- What the task requires -
Set down each record below precisely, skipping the pictures.

- Data listing -

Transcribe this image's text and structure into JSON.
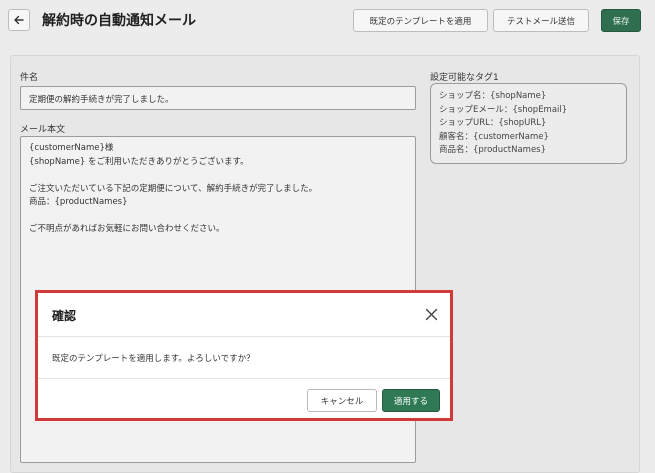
{
  "header": {
    "title": "解約時の自動通知メール",
    "apply_template_label": "既定のテンプレートを適用",
    "send_test_label": "テストメール送信",
    "save_label": "保存"
  },
  "form": {
    "subject_label": "件名",
    "subject_value": "定期便の解約手続きが完了しました。",
    "body_label": "メール本文",
    "body_lines": [
      "{customerName}様",
      "{shopName} をご利用いただきありがとうございます。",
      "",
      "ご注文いただいている下記の定期便について、解約手続きが完了しました。",
      "商品：{productNames}",
      "",
      "ご不明点があればお気軽にお問い合わせください。"
    ]
  },
  "tags": {
    "label": "設定可能なタグ1",
    "items": [
      "ショップ名：{shopName}",
      "ショップEメール：{shopEmail}",
      "ショップURL：{shopURL}",
      "顧客名：{customerName}",
      "商品名：{productNames}"
    ]
  },
  "modal": {
    "title": "確認",
    "message": "既定のテンプレートを適用します。よろしいですか？",
    "cancel_label": "キャンセル",
    "confirm_label": "適用する"
  },
  "colors": {
    "primary": "#2f7a55",
    "highlight_border": "#d23a3a"
  }
}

- Your response -
Transcribe this image's text and structure into JSON.
{
  "header": {
    "title": "解約時の自動通知メール",
    "apply_template_label": "既定のテンプレートを適用",
    "send_test_label": "テストメール送信",
    "save_label": "保存"
  },
  "form": {
    "subject_label": "件名",
    "subject_value": "定期便の解約手続きが完了しました。",
    "body_label": "メール本文",
    "body_lines": [
      "{customerName}様",
      "{shopName} をご利用いただきありがとうございます。",
      "",
      "ご注文いただいている下記の定期便について、解約手続きが完了しました。",
      "商品：{productNames}",
      "",
      "ご不明点があればお気軽にお問い合わせください。"
    ]
  },
  "tags": {
    "label": "設定可能なタグ1",
    "items": [
      "ショップ名：{shopName}",
      "ショップEメール：{shopEmail}",
      "ショップURL：{shopURL}",
      "顧客名：{customerName}",
      "商品名：{productNames}"
    ]
  },
  "modal": {
    "title": "確認",
    "message": "既定のテンプレートを適用します。よろしいですか？",
    "cancel_label": "キャンセル",
    "confirm_label": "適用する"
  },
  "colors": {
    "primary": "#2f7a55",
    "highlight_border": "#d23a3a"
  }
}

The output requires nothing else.